— European Commission in Cyprus (@EUCYPRUS) May 25, 2021
The EU’s approach is to reduce pollution caused by plastic producers and reduce both the intentional and unintentional use of added microplastics.
“The most important thing is to cut pollution at the source,” said Virginijus Sinkevičius, EU commissioner for the environment, oceans and fisheries, in an interview with the Guardian. “What we are looking to do is basically ensure we drastically cut, at the source, pollution of microplastics.”
Effectively tackling microplastics is imperative. According to a report by The Pew Charitable Trusts, a non-profit organisation that aims at “improving public policy, informing the public, and invigorating civic life,” microplastic pollution is set to double by 2040 if no action is taken.
🌧️ Plastic raindrops?!
Japanese scientists have found #microplastics in the clouds, highlighting the urgent need for better regulations on microplastic emissions, such as the #Euro7 standards currently being discussed by @EUCouncil and @Europarl_EN. https://t.co/0ZXS2FZoKi
— The Pew Trusts (@pewtrusts) October 12, 2023
The Commission’s proposal will ensure that the industry best practices that already exist to limit microplastic pollution will no longer be voluntary.

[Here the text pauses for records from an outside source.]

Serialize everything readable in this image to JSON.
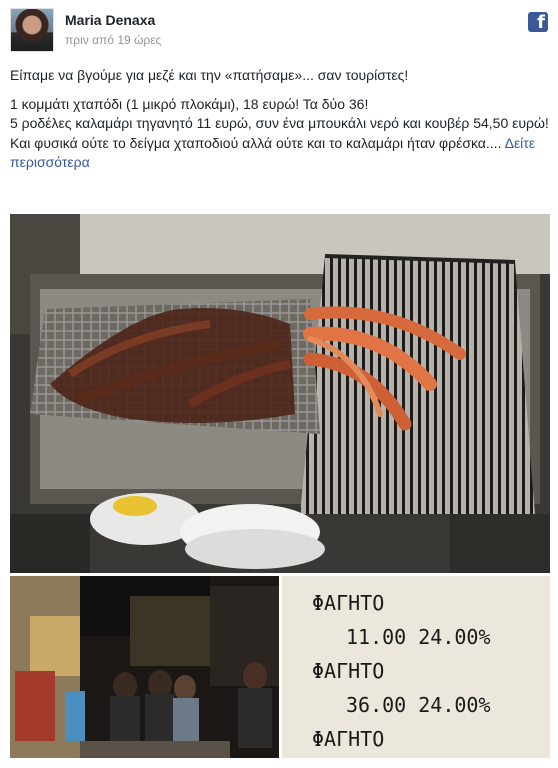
{
  "post": {
    "author": "Maria Denaxa",
    "timestamp": "πριν από 19 ώρες",
    "paragraphs": [
      "Είπαμε να βγούμε για μεζέ και την «πατήσαμε»... σαν τουρίστες!",
      "1 κομμάτι χταπόδι (1 μικρό πλοκάμι), 18 ευρώ! Τα δύο 36!",
      "5 ροδέλες καλαμάρι τηγανητό 11 ευρώ, συν ένα μπουκάλι νερό και κουβέρ 54,50 ευρώ!",
      "Και φυσικά ούτε το δείγμα χταποδιού αλλά ούτε και το καλαμάρι ήταν φρέσκα...."
    ],
    "see_more": "Δείτε περισσότερα"
  },
  "receipt": {
    "lines": [
      "ΦΑΓΗΤΟ",
      "11.00 24.00%",
      "ΦΑΓΗΤΟ",
      "36.00 24.00%",
      "ΦΑΓΗΤΟ"
    ]
  },
  "icons": {
    "facebook": "facebook-logo-icon"
  }
}
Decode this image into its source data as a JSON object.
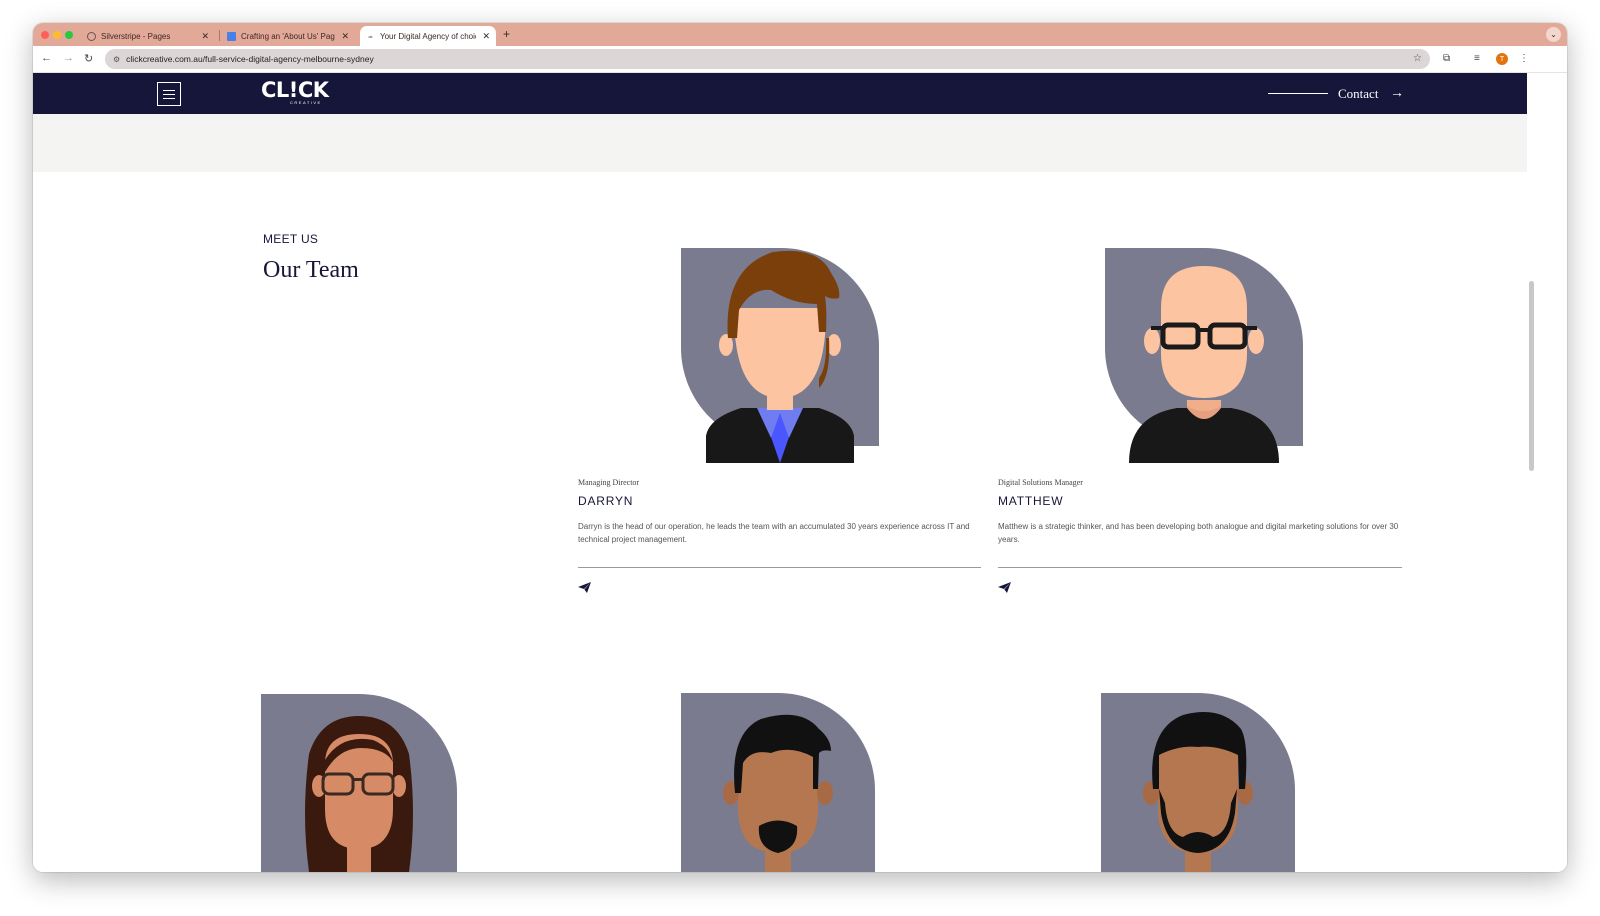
{
  "browser": {
    "tabs": [
      {
        "title": "Silverstripe - Pages",
        "active": false,
        "icon": "globe-icon"
      },
      {
        "title": "Crafting an 'About Us' Page T",
        "active": false,
        "icon": "docs-icon"
      },
      {
        "title": "Your Digital Agency of choice",
        "active": true,
        "icon": "click-creative-icon"
      }
    ],
    "url": "clickcreative.com.au/full-service-digital-agency-melbourne-sydney",
    "profile_initial": "T",
    "accent_color": "#e2a898"
  },
  "site": {
    "logo": "CL!CK",
    "logo_sub": "CREATIVE",
    "contact_label": "Contact",
    "header_color": "#16163a"
  },
  "section": {
    "eyebrow": "MEET US",
    "title": "Our Team"
  },
  "team": [
    {
      "role": "Managing Director",
      "name": "DARRYN",
      "bio": "Darryn is the head of our operation, he leads the team with an accumulated 30 years experience across IT and technical project management."
    },
    {
      "role": "Digital Solutions Manager",
      "name": "MATTHEW",
      "bio": "Matthew is a strategic thinker, and has been developing both analogue and digital marketing solutions for over 30 years."
    }
  ]
}
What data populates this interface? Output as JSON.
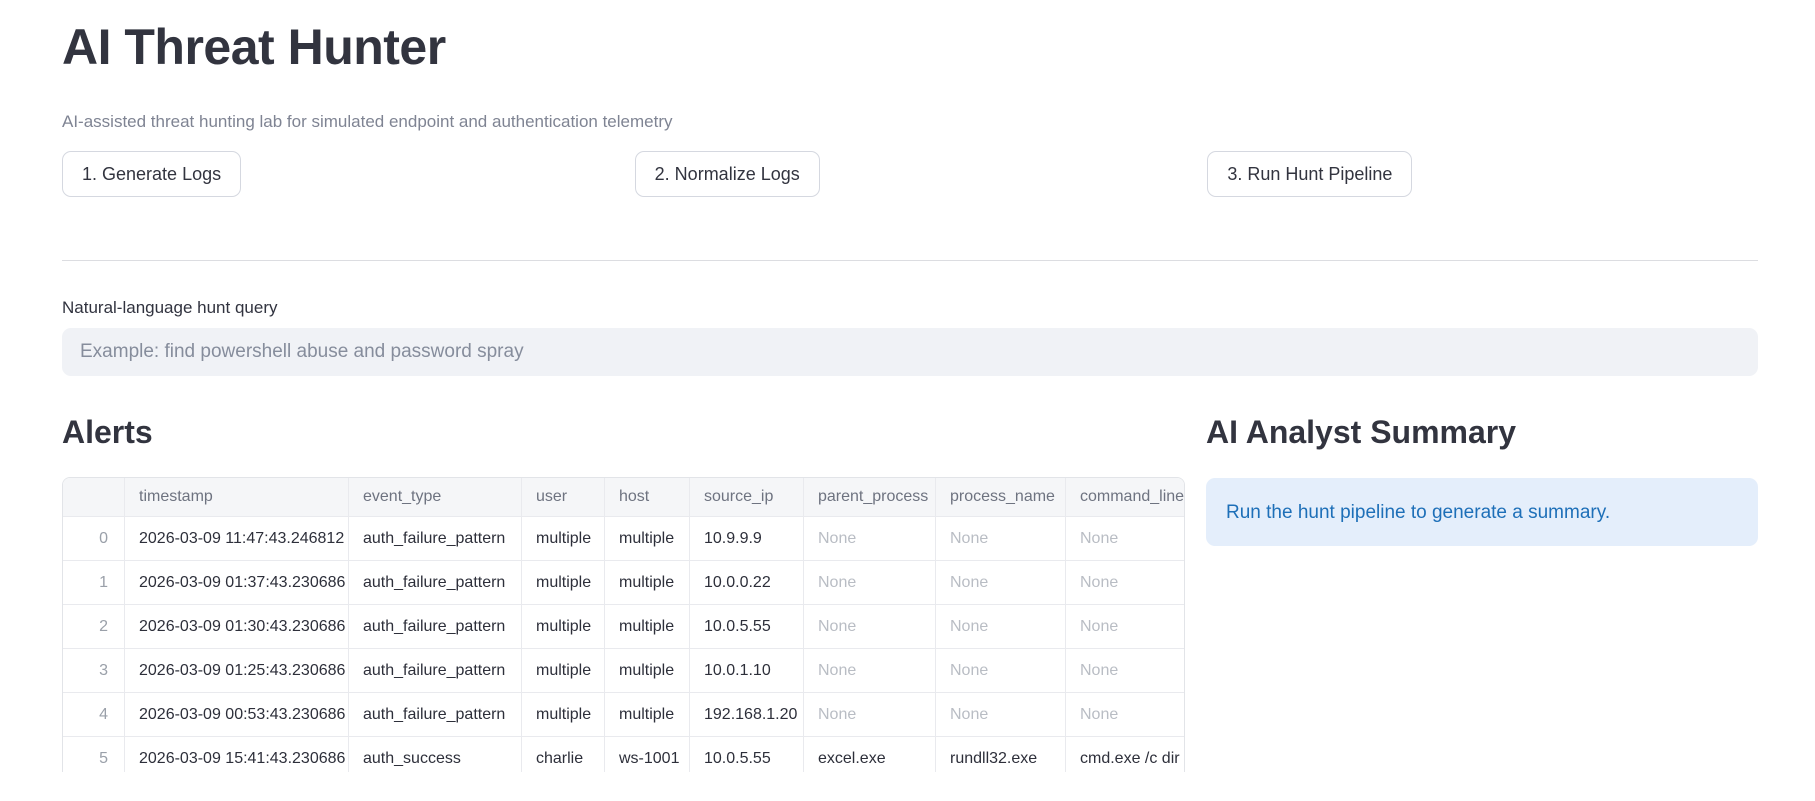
{
  "page": {
    "title": "AI Threat Hunter",
    "subtitle": "AI-assisted threat hunting lab for simulated endpoint and authentication telemetry"
  },
  "buttons": [
    {
      "label": "1. Generate Logs"
    },
    {
      "label": "2. Normalize Logs"
    },
    {
      "label": "3. Run Hunt Pipeline"
    }
  ],
  "query": {
    "label": "Natural-language hunt query",
    "value": "",
    "placeholder": "Example: find powershell abuse and password spray"
  },
  "alerts": {
    "heading": "Alerts",
    "table": {
      "columns": [
        "",
        "timestamp",
        "event_type",
        "user",
        "host",
        "source_ip",
        "parent_process",
        "process_name",
        "command_line"
      ],
      "rows": [
        [
          "0",
          "2026-03-09 11:47:43.246812",
          "auth_failure_pattern",
          "multiple",
          "multiple",
          "10.9.9.9",
          "None",
          "None",
          "None"
        ],
        [
          "1",
          "2026-03-09 01:37:43.230686",
          "auth_failure_pattern",
          "multiple",
          "multiple",
          "10.0.0.22",
          "None",
          "None",
          "None"
        ],
        [
          "2",
          "2026-03-09 01:30:43.230686",
          "auth_failure_pattern",
          "multiple",
          "multiple",
          "10.0.5.55",
          "None",
          "None",
          "None"
        ],
        [
          "3",
          "2026-03-09 01:25:43.230686",
          "auth_failure_pattern",
          "multiple",
          "multiple",
          "10.0.1.10",
          "None",
          "None",
          "None"
        ],
        [
          "4",
          "2026-03-09 00:53:43.230686",
          "auth_failure_pattern",
          "multiple",
          "multiple",
          "192.168.1.20",
          "None",
          "None",
          "None"
        ],
        [
          "5",
          "2026-03-09 15:41:43.230686",
          "auth_success",
          "charlie",
          "ws-1001",
          "10.0.5.55",
          "excel.exe",
          "rundll32.exe",
          "cmd.exe /c dir"
        ]
      ]
    }
  },
  "summary": {
    "heading": "AI Analyst Summary",
    "info_message": "Run the hunt pipeline to generate a summary."
  },
  "colors": {
    "text_primary": "#32343f",
    "text_muted": "#7f8493",
    "input_bg": "#f0f2f6",
    "info_bg": "#e4eefb",
    "info_text": "#1d6fb8",
    "none_value_text": "#b9bdc4"
  }
}
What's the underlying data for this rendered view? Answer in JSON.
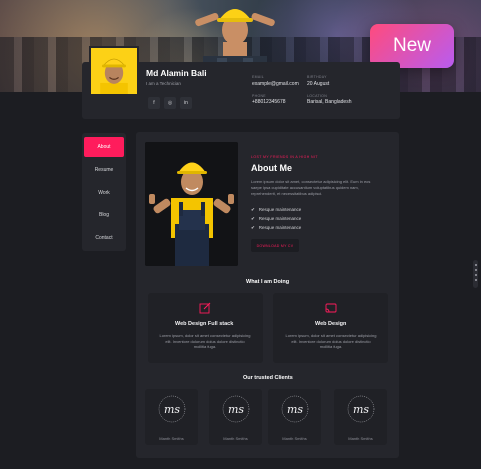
{
  "badge": {
    "label": "New"
  },
  "profile": {
    "name": "Md Alamin Bali",
    "role": "I am a Technician",
    "email_label": "EMAIL",
    "email": "example@gmail.com",
    "birthday_label": "BIRTHDAY",
    "birthday": "20 August",
    "phone_label": "PHONE",
    "phone": "+88012345678",
    "location_label": "LOCATION",
    "location": "Barisal, Bangladesh",
    "socials": [
      "facebook-icon",
      "instagram-icon",
      "linkedin-icon"
    ]
  },
  "menu": {
    "items": [
      "About",
      "Resume",
      "Work",
      "Blog",
      "Contact"
    ],
    "active": "About"
  },
  "about": {
    "kicker": "LOST MY FRIENDS IN A HIGH NIT",
    "title": "About Me",
    "text": "Lorem ipsum dolor sit amet, consectetur adipisicing elit. Eum in eos saepe ipsa cupiditate accusantium voluptatibus quidem nam, reprehenderit, et necessitatibus adipisci.",
    "checks": [
      "Resque maintenance",
      "Resque maintenance",
      "Resque maintenance"
    ],
    "download_label": "DOWNLOAD MY CV"
  },
  "services": {
    "title": "What I am Doing",
    "items": [
      {
        "title": "Web Design Full stack",
        "text": "Lorem ipsum, dolor sit amet consectetur adipisicing elit. Inventore dolorum dolus dolore distinctio mollitia fuga.",
        "icon": "edit-icon"
      },
      {
        "title": "Web Design",
        "text": "Lorem ipsum, dolor sit amet consectetur adipisicing elit. Inventore dolorum dolus dolore distinctio mollitia fuga.",
        "icon": "cast-icon"
      }
    ]
  },
  "clients": {
    "title": "Our trusted Clients",
    "items": [
      {
        "name": "Manth Smiths",
        "logo_text": "ms"
      },
      {
        "name": "Manth Smiths",
        "logo_text": "ms"
      },
      {
        "name": "Manth Smiths",
        "logo_text": "ms"
      },
      {
        "name": "Manth Smiths",
        "logo_text": "ms"
      }
    ]
  },
  "colors": {
    "accent": "#ff1c5c",
    "background": "#1c1d22",
    "card": "#25262c",
    "badge_from": "#ff4b7d",
    "badge_to": "#b85cf0"
  }
}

“We now have the chance to hold industry accountable by making these mandatory – and effectively reduce the third-largest source of microplastic pollution in the EU,” said The Pew Charitable Trusts’ officer Siegfried Schmuck.
Editor’s Note: The opinions expressed here by the authors are their own, not those of Impakter.com — In the Featured Photo: Microplastics in Mljet National Park in Croatia, July 2019. Featured Photo Credit: Wikimedia Commons.